### Aim of the task
A precise copy of the data is required, with every picture left out.
++++++++++++++++++++
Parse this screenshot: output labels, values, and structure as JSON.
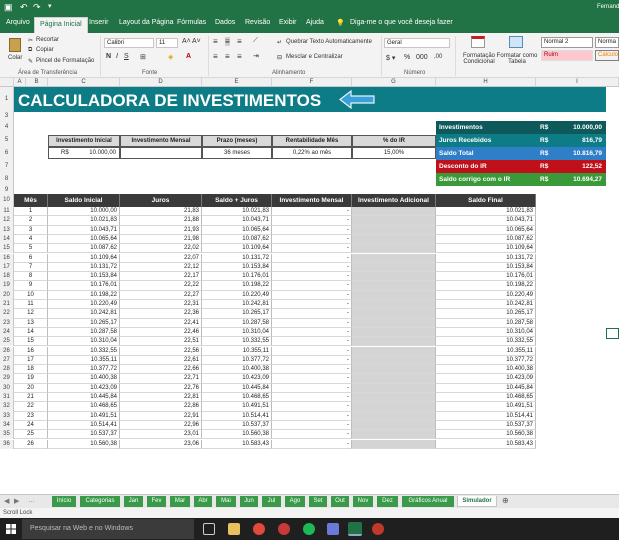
{
  "titlebar": {
    "user": "Fernando"
  },
  "menu": {
    "tabs": [
      "Arquivo",
      "Página Inicial",
      "Inserir",
      "Layout da Página",
      "Fórmulas",
      "Dados",
      "Revisão",
      "Exibir",
      "Ajuda"
    ],
    "tell_me": "Diga-me o que você deseja fazer"
  },
  "ribbon": {
    "paste": "Colar",
    "cut": "Recortar",
    "copy": "Copiar",
    "format_painter": "Pincel de Formatação",
    "font_name": "Calibri",
    "font_size": "11",
    "wrap_text": "Quebrar Texto Automaticamente",
    "merge_center": "Mesclar e Centralizar",
    "number_format": "Geral",
    "cond_format": "Formatação Condicional",
    "format_table": "Formatar como Tabela",
    "style_normal2": "Normal 2",
    "style_normal": "Norma",
    "style_bad": "Ruim",
    "style_calc": "Cálculo",
    "groups": [
      "Área de Transferência",
      "Fonte",
      "Alinhamento",
      "Número"
    ]
  },
  "columns": [
    "A",
    "B",
    "C",
    "D",
    "E",
    "F",
    "G",
    "H",
    "I"
  ],
  "rows": [
    "1",
    "3",
    "4",
    "5",
    "6",
    "7",
    "8",
    "9",
    "10",
    "11",
    "12",
    "13",
    "14",
    "15",
    "16",
    "17",
    "18",
    "19",
    "20",
    "21",
    "22",
    "23",
    "24",
    "25",
    "26",
    "27",
    "28",
    "29",
    "30",
    "31",
    "32",
    "33",
    "34",
    "35",
    "36"
  ],
  "banner": {
    "title": "CALCULADORA DE INVESTIMENTOS",
    "arrow_color": "#3aa0d8"
  },
  "inputs": {
    "headers": [
      "Investimento Inicial",
      "Investimento Mensal",
      "Prazo (meses)",
      "Rentabilidade Mês",
      "% do IR"
    ],
    "currency": "R$",
    "initial": "10.000,00",
    "monthly": "",
    "term": "36 meses",
    "rate": "0,22% ao mês",
    "ir": "15,00%"
  },
  "summary": [
    {
      "label": "Investimentos",
      "currency": "R$",
      "value": "10.000,00",
      "color": "#0e5a5a"
    },
    {
      "label": "Juros Recebidos",
      "currency": "R$",
      "value": "816,79",
      "color": "#0e7c86"
    },
    {
      "label": "Saldo Total",
      "currency": "R$",
      "value": "10.816,79",
      "color": "#2f7fc8"
    },
    {
      "label": "Desconto do IR",
      "currency": "R$",
      "value": "122,52",
      "color": "#c0101a"
    },
    {
      "label": "Saldo corrigo com o IR",
      "currency": "R$",
      "value": "10.694,27",
      "color": "#3a9a3a"
    }
  ],
  "table": {
    "headers": [
      "Mês",
      "Saldo Inicial",
      "Juros",
      "Saldo + Juros",
      "Investimento Mensal",
      "Investimento Adicional",
      "Saldo Final"
    ],
    "rows": [
      [
        "1",
        "10.000,00",
        "21,83",
        "10.021,83",
        "-",
        "",
        "10.021,83"
      ],
      [
        "2",
        "10.021,83",
        "21,88",
        "10.043,71",
        "-",
        "",
        "10.043,71"
      ],
      [
        "3",
        "10.043,71",
        "21,93",
        "10.065,64",
        "-",
        "",
        "10.065,64"
      ],
      [
        "4",
        "10.065,64",
        "21,98",
        "10.087,62",
        "-",
        "",
        "10.087,62"
      ],
      [
        "5",
        "10.087,62",
        "22,02",
        "10.109,64",
        "-",
        "",
        "10.109,64"
      ],
      [
        "6",
        "10.109,64",
        "22,07",
        "10.131,72",
        "-",
        "",
        "10.131,72"
      ],
      [
        "7",
        "10.131,72",
        "22,12",
        "10.153,84",
        "-",
        "",
        "10.153,84"
      ],
      [
        "8",
        "10.153,84",
        "22,17",
        "10.176,01",
        "-",
        "",
        "10.176,01"
      ],
      [
        "9",
        "10.176,01",
        "22,22",
        "10.198,22",
        "-",
        "",
        "10.198,22"
      ],
      [
        "10",
        "10.198,22",
        "22,27",
        "10.220,49",
        "-",
        "",
        "10.220,49"
      ],
      [
        "11",
        "10.220,49",
        "22,31",
        "10.242,81",
        "-",
        "",
        "10.242,81"
      ],
      [
        "12",
        "10.242,81",
        "22,36",
        "10.265,17",
        "-",
        "",
        "10.265,17"
      ],
      [
        "13",
        "10.265,17",
        "22,41",
        "10.287,58",
        "-",
        "",
        "10.287,58"
      ],
      [
        "14",
        "10.287,58",
        "22,46",
        "10.310,04",
        "-",
        "",
        "10.310,04"
      ],
      [
        "15",
        "10.310,04",
        "22,51",
        "10.332,55",
        "-",
        "",
        "10.332,55"
      ],
      [
        "16",
        "10.332,55",
        "22,56",
        "10.355,11",
        "-",
        "",
        "10.355,11"
      ],
      [
        "17",
        "10.355,11",
        "22,61",
        "10.377,72",
        "-",
        "",
        "10.377,72"
      ],
      [
        "18",
        "10.377,72",
        "22,66",
        "10.400,38",
        "-",
        "",
        "10.400,38"
      ],
      [
        "19",
        "10.400,38",
        "22,71",
        "10.423,09",
        "-",
        "",
        "10.423,09"
      ],
      [
        "20",
        "10.423,09",
        "22,76",
        "10.445,84",
        "-",
        "",
        "10.445,84"
      ],
      [
        "21",
        "10.445,84",
        "22,81",
        "10.468,65",
        "-",
        "",
        "10.468,65"
      ],
      [
        "22",
        "10.468,65",
        "22,86",
        "10.491,51",
        "-",
        "",
        "10.491,51"
      ],
      [
        "23",
        "10.491,51",
        "22,91",
        "10.514,41",
        "-",
        "",
        "10.514,41"
      ],
      [
        "24",
        "10.514,41",
        "22,96",
        "10.537,37",
        "-",
        "",
        "10.537,37"
      ],
      [
        "25",
        "10.537,37",
        "23,01",
        "10.560,38",
        "-",
        "",
        "10.560,38"
      ],
      [
        "26",
        "10.560,38",
        "23,06",
        "10.583,43",
        "-",
        "",
        "10.583,43"
      ]
    ]
  },
  "sheet_tabs": [
    "Início",
    "Categorias",
    "Jan",
    "Fev",
    "Mar",
    "Abr",
    "Mai",
    "Jun",
    "Jul",
    "Ago",
    "Set",
    "Out",
    "Nov",
    "Dez",
    "Gráficos Anual",
    "Simulador"
  ],
  "status": "Scroll Lock",
  "taskbar": {
    "search": "Pesquisar na Web e no Windows"
  }
}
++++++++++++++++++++
### Answer to this exercise
Parse this screenshot: output labels, values, and structure as JSON.
{
  "titlebar": {
    "user": "Fernando"
  },
  "menu": {
    "tabs": [
      "Arquivo",
      "Página Inicial",
      "Inserir",
      "Layout da Página",
      "Fórmulas",
      "Dados",
      "Revisão",
      "Exibir",
      "Ajuda"
    ],
    "tell_me": "Diga-me o que você deseja fazer"
  },
  "ribbon": {
    "paste": "Colar",
    "cut": "Recortar",
    "copy": "Copiar",
    "format_painter": "Pincel de Formatação",
    "font_name": "Calibri",
    "font_size": "11",
    "wrap_text": "Quebrar Texto Automaticamente",
    "merge_center": "Mesclar e Centralizar",
    "number_format": "Geral",
    "cond_format": "Formatação Condicional",
    "format_table": "Formatar como Tabela",
    "style_normal2": "Normal 2",
    "style_normal": "Norma",
    "style_bad": "Ruim",
    "style_calc": "Cálculo",
    "groups": [
      "Área de Transferência",
      "Fonte",
      "Alinhamento",
      "Número"
    ]
  },
  "columns": [
    "A",
    "B",
    "C",
    "D",
    "E",
    "F",
    "G",
    "H",
    "I"
  ],
  "rows": [
    "1",
    "3",
    "4",
    "5",
    "6",
    "7",
    "8",
    "9",
    "10",
    "11",
    "12",
    "13",
    "14",
    "15",
    "16",
    "17",
    "18",
    "19",
    "20",
    "21",
    "22",
    "23",
    "24",
    "25",
    "26",
    "27",
    "28",
    "29",
    "30",
    "31",
    "32",
    "33",
    "34",
    "35",
    "36"
  ],
  "banner": {
    "title": "CALCULADORA DE INVESTIMENTOS",
    "arrow_color": "#3aa0d8"
  },
  "inputs": {
    "headers": [
      "Investimento Inicial",
      "Investimento Mensal",
      "Prazo (meses)",
      "Rentabilidade Mês",
      "% do IR"
    ],
    "currency": "R$",
    "initial": "10.000,00",
    "monthly": "",
    "term": "36 meses",
    "rate": "0,22% ao mês",
    "ir": "15,00%"
  },
  "summary": [
    {
      "label": "Investimentos",
      "currency": "R$",
      "value": "10.000,00",
      "color": "#0e5a5a"
    },
    {
      "label": "Juros Recebidos",
      "currency": "R$",
      "value": "816,79",
      "color": "#0e7c86"
    },
    {
      "label": "Saldo Total",
      "currency": "R$",
      "value": "10.816,79",
      "color": "#2f7fc8"
    },
    {
      "label": "Desconto do IR",
      "currency": "R$",
      "value": "122,52",
      "color": "#c0101a"
    },
    {
      "label": "Saldo corrigo com o IR",
      "currency": "R$",
      "value": "10.694,27",
      "color": "#3a9a3a"
    }
  ],
  "table": {
    "headers": [
      "Mês",
      "Saldo Inicial",
      "Juros",
      "Saldo + Juros",
      "Investimento Mensal",
      "Investimento Adicional",
      "Saldo Final"
    ],
    "rows": [
      [
        "1",
        "10.000,00",
        "21,83",
        "10.021,83",
        "-",
        "",
        "10.021,83"
      ],
      [
        "2",
        "10.021,83",
        "21,88",
        "10.043,71",
        "-",
        "",
        "10.043,71"
      ],
      [
        "3",
        "10.043,71",
        "21,93",
        "10.065,64",
        "-",
        "",
        "10.065,64"
      ],
      [
        "4",
        "10.065,64",
        "21,98",
        "10.087,62",
        "-",
        "",
        "10.087,62"
      ],
      [
        "5",
        "10.087,62",
        "22,02",
        "10.109,64",
        "-",
        "",
        "10.109,64"
      ],
      [
        "6",
        "10.109,64",
        "22,07",
        "10.131,72",
        "-",
        "",
        "10.131,72"
      ],
      [
        "7",
        "10.131,72",
        "22,12",
        "10.153,84",
        "-",
        "",
        "10.153,84"
      ],
      [
        "8",
        "10.153,84",
        "22,17",
        "10.176,01",
        "-",
        "",
        "10.176,01"
      ],
      [
        "9",
        "10.176,01",
        "22,22",
        "10.198,22",
        "-",
        "",
        "10.198,22"
      ],
      [
        "10",
        "10.198,22",
        "22,27",
        "10.220,49",
        "-",
        "",
        "10.220,49"
      ],
      [
        "11",
        "10.220,49",
        "22,31",
        "10.242,81",
        "-",
        "",
        "10.242,81"
      ],
      [
        "12",
        "10.242,81",
        "22,36",
        "10.265,17",
        "-",
        "",
        "10.265,17"
      ],
      [
        "13",
        "10.265,17",
        "22,41",
        "10.287,58",
        "-",
        "",
        "10.287,58"
      ],
      [
        "14",
        "10.287,58",
        "22,46",
        "10.310,04",
        "-",
        "",
        "10.310,04"
      ],
      [
        "15",
        "10.310,04",
        "22,51",
        "10.332,55",
        "-",
        "",
        "10.332,55"
      ],
      [
        "16",
        "10.332,55",
        "22,56",
        "10.355,11",
        "-",
        "",
        "10.355,11"
      ],
      [
        "17",
        "10.355,11",
        "22,61",
        "10.377,72",
        "-",
        "",
        "10.377,72"
      ],
      [
        "18",
        "10.377,72",
        "22,66",
        "10.400,38",
        "-",
        "",
        "10.400,38"
      ],
      [
        "19",
        "10.400,38",
        "22,71",
        "10.423,09",
        "-",
        "",
        "10.423,09"
      ],
      [
        "20",
        "10.423,09",
        "22,76",
        "10.445,84",
        "-",
        "",
        "10.445,84"
      ],
      [
        "21",
        "10.445,84",
        "22,81",
        "10.468,65",
        "-",
        "",
        "10.468,65"
      ],
      [
        "22",
        "10.468,65",
        "22,86",
        "10.491,51",
        "-",
        "",
        "10.491,51"
      ],
      [
        "23",
        "10.491,51",
        "22,91",
        "10.514,41",
        "-",
        "",
        "10.514,41"
      ],
      [
        "24",
        "10.514,41",
        "22,96",
        "10.537,37",
        "-",
        "",
        "10.537,37"
      ],
      [
        "25",
        "10.537,37",
        "23,01",
        "10.560,38",
        "-",
        "",
        "10.560,38"
      ],
      [
        "26",
        "10.560,38",
        "23,06",
        "10.583,43",
        "-",
        "",
        "10.583,43"
      ]
    ]
  },
  "sheet_tabs": [
    "Início",
    "Categorias",
    "Jan",
    "Fev",
    "Mar",
    "Abr",
    "Mai",
    "Jun",
    "Jul",
    "Ago",
    "Set",
    "Out",
    "Nov",
    "Dez",
    "Gráficos Anual",
    "Simulador"
  ],
  "status": "Scroll Lock",
  "taskbar": {
    "search": "Pesquisar na Web e no Windows"
  }
}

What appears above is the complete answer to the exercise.